* [EXERCISE PROMPT]
Make an exact copy of the entries, and keep any pictures out of it.

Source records
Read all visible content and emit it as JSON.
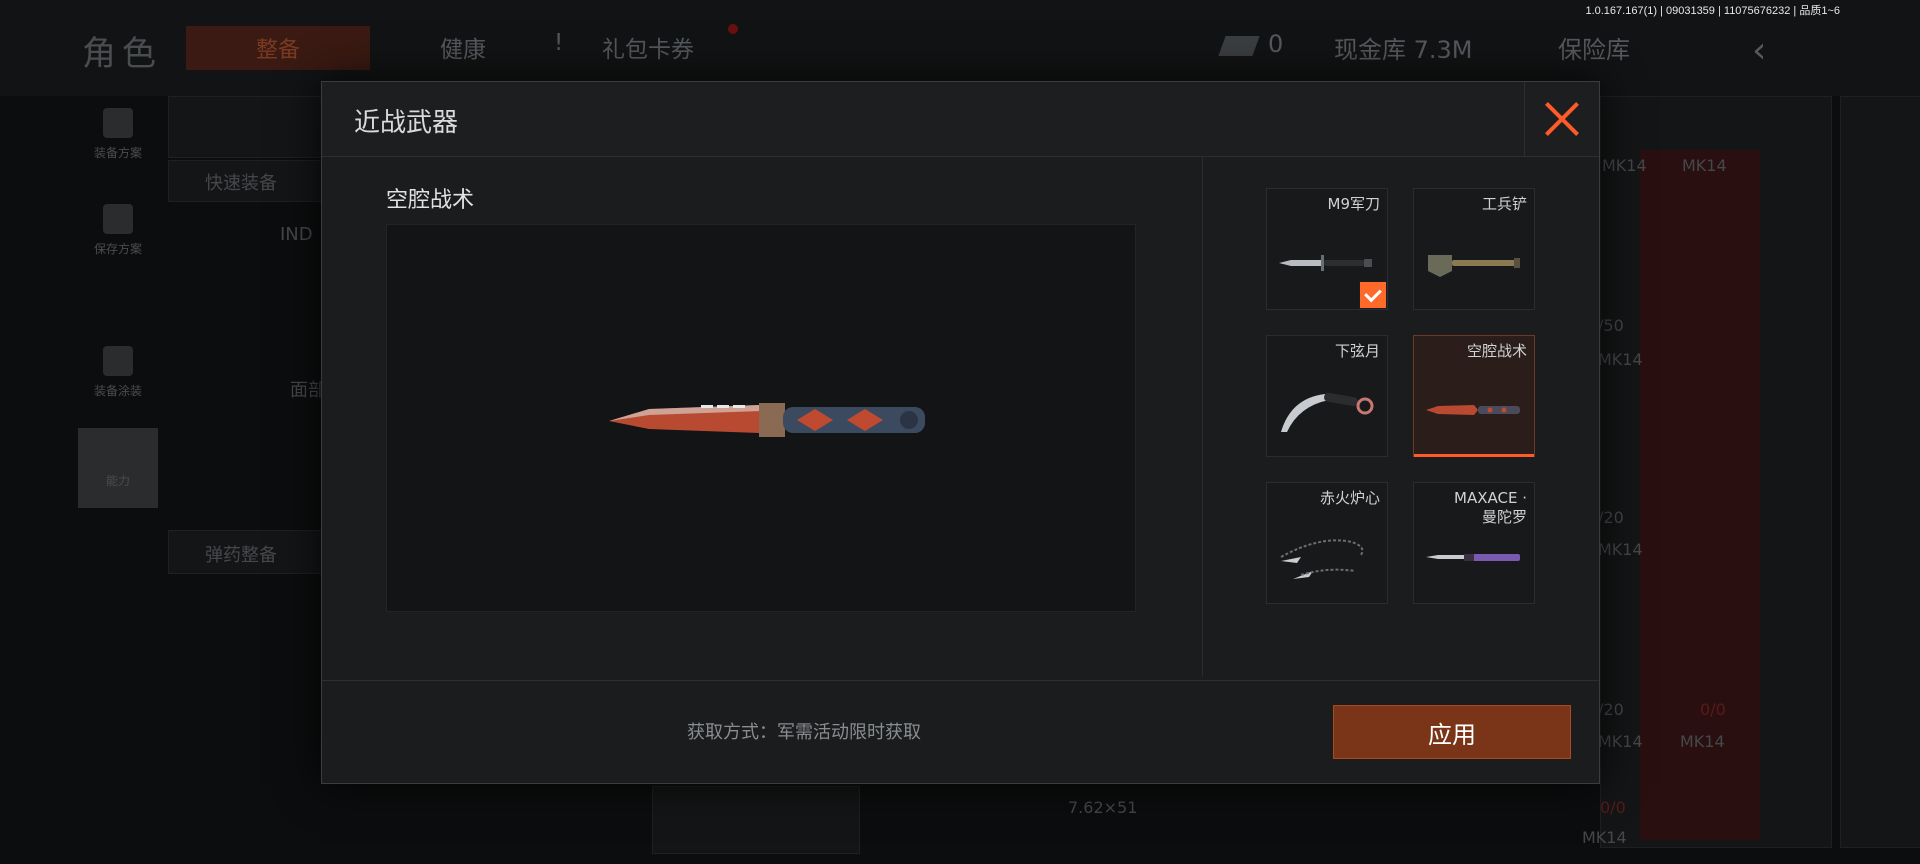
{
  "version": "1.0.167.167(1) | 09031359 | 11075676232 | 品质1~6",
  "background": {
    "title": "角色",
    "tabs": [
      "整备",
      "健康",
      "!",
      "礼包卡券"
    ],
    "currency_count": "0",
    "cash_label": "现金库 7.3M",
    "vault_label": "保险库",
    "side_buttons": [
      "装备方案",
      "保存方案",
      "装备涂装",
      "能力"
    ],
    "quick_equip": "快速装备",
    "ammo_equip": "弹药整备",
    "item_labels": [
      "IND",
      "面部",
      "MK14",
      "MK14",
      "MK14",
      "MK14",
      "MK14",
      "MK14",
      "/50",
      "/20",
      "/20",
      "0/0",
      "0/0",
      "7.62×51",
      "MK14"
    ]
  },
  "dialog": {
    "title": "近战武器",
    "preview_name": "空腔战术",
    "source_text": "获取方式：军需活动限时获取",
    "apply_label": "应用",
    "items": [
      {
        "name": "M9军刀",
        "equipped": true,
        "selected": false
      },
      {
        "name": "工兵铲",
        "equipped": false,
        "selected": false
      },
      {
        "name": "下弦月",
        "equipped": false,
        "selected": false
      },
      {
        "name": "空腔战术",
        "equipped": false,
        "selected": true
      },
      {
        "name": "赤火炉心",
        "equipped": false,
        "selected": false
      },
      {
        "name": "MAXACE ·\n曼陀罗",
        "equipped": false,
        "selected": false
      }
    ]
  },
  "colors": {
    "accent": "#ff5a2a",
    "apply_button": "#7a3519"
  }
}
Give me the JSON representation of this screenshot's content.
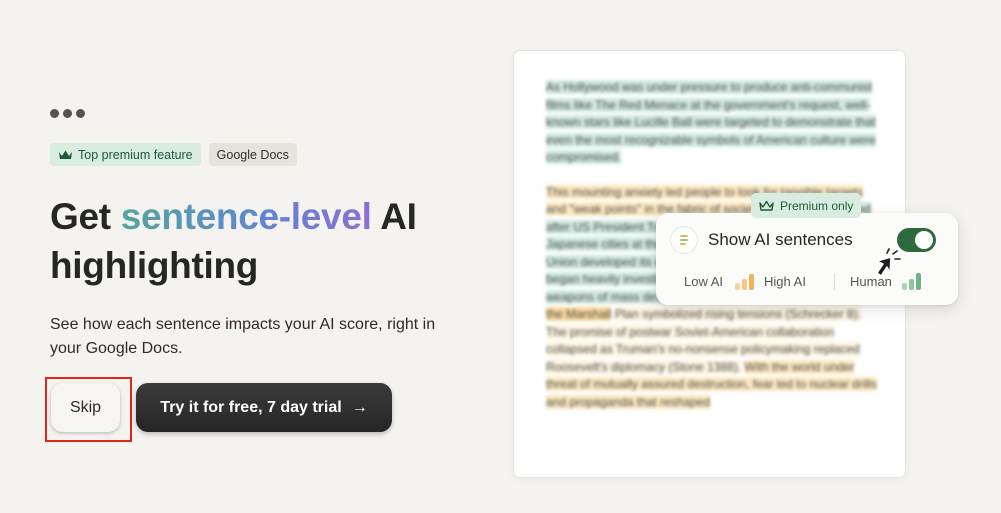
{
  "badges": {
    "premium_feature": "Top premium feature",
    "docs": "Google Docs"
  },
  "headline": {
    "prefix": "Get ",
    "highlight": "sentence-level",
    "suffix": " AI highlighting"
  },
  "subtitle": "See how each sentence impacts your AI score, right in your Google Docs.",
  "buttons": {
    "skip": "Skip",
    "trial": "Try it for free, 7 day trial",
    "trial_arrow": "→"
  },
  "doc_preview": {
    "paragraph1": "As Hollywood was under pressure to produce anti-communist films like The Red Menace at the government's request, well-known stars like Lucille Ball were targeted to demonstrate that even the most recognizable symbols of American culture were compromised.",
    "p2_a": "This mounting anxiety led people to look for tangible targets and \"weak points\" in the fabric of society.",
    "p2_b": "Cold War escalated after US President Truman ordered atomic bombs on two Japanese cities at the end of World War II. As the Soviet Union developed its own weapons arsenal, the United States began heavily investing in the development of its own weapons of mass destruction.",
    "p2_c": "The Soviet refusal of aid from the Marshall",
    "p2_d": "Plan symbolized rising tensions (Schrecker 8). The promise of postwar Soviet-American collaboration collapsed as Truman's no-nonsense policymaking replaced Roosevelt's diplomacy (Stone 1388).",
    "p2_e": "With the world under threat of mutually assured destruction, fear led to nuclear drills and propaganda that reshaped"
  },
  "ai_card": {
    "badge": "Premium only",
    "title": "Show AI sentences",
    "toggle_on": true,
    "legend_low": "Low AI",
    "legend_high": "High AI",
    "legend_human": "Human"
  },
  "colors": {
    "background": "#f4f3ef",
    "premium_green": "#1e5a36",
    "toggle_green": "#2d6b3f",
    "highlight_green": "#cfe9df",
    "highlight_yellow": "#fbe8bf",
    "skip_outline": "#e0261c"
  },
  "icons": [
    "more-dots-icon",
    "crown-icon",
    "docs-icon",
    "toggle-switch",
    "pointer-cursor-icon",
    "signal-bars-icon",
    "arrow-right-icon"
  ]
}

* [SOLUTION]
Read all visible content and emit it as JSON.
{
  "version": "1.0.167.167(1) | 09031359 | 11075676232 | 品质1~6",
  "background": {
    "title": "角色",
    "tabs": [
      "整备",
      "健康",
      "!",
      "礼包卡券"
    ],
    "currency_count": "0",
    "cash_label": "现金库 7.3M",
    "vault_label": "保险库",
    "side_buttons": [
      "装备方案",
      "保存方案",
      "装备涂装",
      "能力"
    ],
    "quick_equip": "快速装备",
    "ammo_equip": "弹药整备",
    "item_labels": [
      "IND",
      "面部",
      "MK14",
      "MK14",
      "MK14",
      "MK14",
      "MK14",
      "MK14",
      "/50",
      "/20",
      "/20",
      "0/0",
      "0/0",
      "7.62×51",
      "MK14"
    ]
  },
  "dialog": {
    "title": "近战武器",
    "preview_name": "空腔战术",
    "source_text": "获取方式：军需活动限时获取",
    "apply_label": "应用",
    "items": [
      {
        "name": "M9军刀",
        "equipped": true,
        "selected": false
      },
      {
        "name": "工兵铲",
        "equipped": false,
        "selected": false
      },
      {
        "name": "下弦月",
        "equipped": false,
        "selected": false
      },
      {
        "name": "空腔战术",
        "equipped": false,
        "selected": true
      },
      {
        "name": "赤火炉心",
        "equipped": false,
        "selected": false
      },
      {
        "name": "MAXACE ·\n曼陀罗",
        "equipped": false,
        "selected": false
      }
    ]
  },
  "colors": {
    "accent": "#ff5a2a",
    "apply_button": "#7a3519"
  }
}
Give me the JSON representation of this screenshot's content.
{
  "badges": {
    "premium_feature": "Top premium feature",
    "docs": "Google Docs"
  },
  "headline": {
    "prefix": "Get ",
    "highlight": "sentence-level",
    "suffix": " AI highlighting"
  },
  "subtitle": "See how each sentence impacts your AI score, right in your Google Docs.",
  "buttons": {
    "skip": "Skip",
    "trial": "Try it for free, 7 day trial",
    "trial_arrow": "→"
  },
  "doc_preview": {
    "paragraph1": "As Hollywood was under pressure to produce anti-communist films like The Red Menace at the government's request, well-known stars like Lucille Ball were targeted to demonstrate that even the most recognizable symbols of American culture were compromised.",
    "p2_a": "This mounting anxiety led people to look for tangible targets and \"weak points\" in the fabric of society.",
    "p2_b": "Cold War escalated after US President Truman ordered atomic bombs on two Japanese cities at the end of World War II. As the Soviet Union developed its own weapons arsenal, the United States began heavily investing in the development of its own weapons of mass destruction.",
    "p2_c": "The Soviet refusal of aid from the Marshall",
    "p2_d": "Plan symbolized rising tensions (Schrecker 8). The promise of postwar Soviet-American collaboration collapsed as Truman's no-nonsense policymaking replaced Roosevelt's diplomacy (Stone 1388).",
    "p2_e": "With the world under threat of mutually assured destruction, fear led to nuclear drills and propaganda that reshaped"
  },
  "ai_card": {
    "badge": "Premium only",
    "title": "Show AI sentences",
    "toggle_on": true,
    "legend_low": "Low AI",
    "legend_high": "High AI",
    "legend_human": "Human"
  },
  "colors": {
    "background": "#f4f3ef",
    "premium_green": "#1e5a36",
    "toggle_green": "#2d6b3f",
    "highlight_green": "#cfe9df",
    "highlight_yellow": "#fbe8bf",
    "skip_outline": "#e0261c"
  },
  "icons": [
    "more-dots-icon",
    "crown-icon",
    "docs-icon",
    "toggle-switch",
    "pointer-cursor-icon",
    "signal-bars-icon",
    "arrow-right-icon"
  ]
}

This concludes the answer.